Here is another reader request, and this one necessitated a previous post in order to make sense (hence the 288 GTO post a few days earlier). This car is a glimpse into what could’ve been a racecar that took the world by storm, but like so many that I feature on this page, it never had the chance. The Ferrari 288 GTO Evoluzione, Ferrari’s Group B effort.
This is the car that the ‘288 GTO’ famed road car was built to homologate. This is the car that Ferrari designed for privateer use in Group B racing. The Evoluzione developed on the 288 GTO using a unique front end with canards, air channels and vents, as well as wider bodywork with more NACA ducts, and a large carbon fibre rear spoiler – many of these elements would be carried over to the F40, so all three cars have history together. Using composite materials like Kevlar, fibreglass and carbon fibre allowed the dry weight to drop to 940 kg, ensuring exceptional performance. The engine was the exact same 2.9-litre V8 as the road car, mated to a five-speed manual gearbox, but now had an increase in horsepower to 650 bhp at 7,800 rpm (through using larger turbochargers), making the Evoluzione good for a top speed of around 230 mph, and 0-60 mph in around four seconds.

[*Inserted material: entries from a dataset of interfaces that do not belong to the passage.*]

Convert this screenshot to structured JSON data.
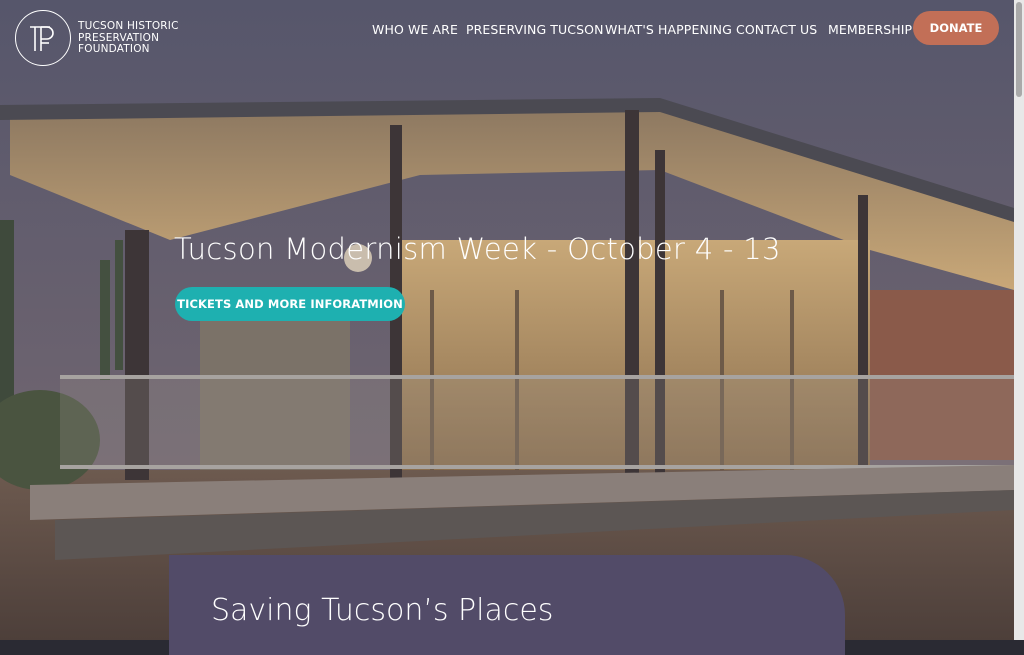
{
  "brand": {
    "line1": "TUCSON HISTORIC",
    "line2": "PRESERVATION",
    "line3": "FOUNDATION",
    "logo_icon": "thpf-monogram-icon"
  },
  "nav": {
    "items": [
      {
        "label": "WHO WE ARE"
      },
      {
        "label": "PRESERVING TUCSON"
      },
      {
        "label": "WHAT'S HAPPENING"
      },
      {
        "label": "CONTACT US"
      },
      {
        "label": "MEMBERSHIP"
      }
    ],
    "donate_label": "DONATE"
  },
  "hero": {
    "headline": "Tucson Modernism Week - October 4 - 13",
    "cta_label": "TICKETS AND MORE INFORATMION"
  },
  "section": {
    "title": "Saving Tucson’s Places"
  },
  "colors": {
    "donate": "#c26f57",
    "cta": "#1eb0b0",
    "card": "#524b68"
  }
}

This showed extreme potential, but unfortunately the controversies surrounding Group B (and the fatalities that went along with it) caused the FIA to ban the series for 1987. Only a tamer Group A was left, and Ferrari weren’t interested. Ferrari were now left with six Evoluziones and no series to race them in, so some were used for development of the upcoming F40 model, but all eventually made it into collections. The Evoluziones were issued the following chassis numbers: 50253; 70167; 70205; 79887; 79888; and 79889 (owned by the Sultan of Brunei), and all six are still in existence, but are rarely seen. One Evoluzione is owned by the factory and is on display at the engine manufacturing facility in Maranello, Italy.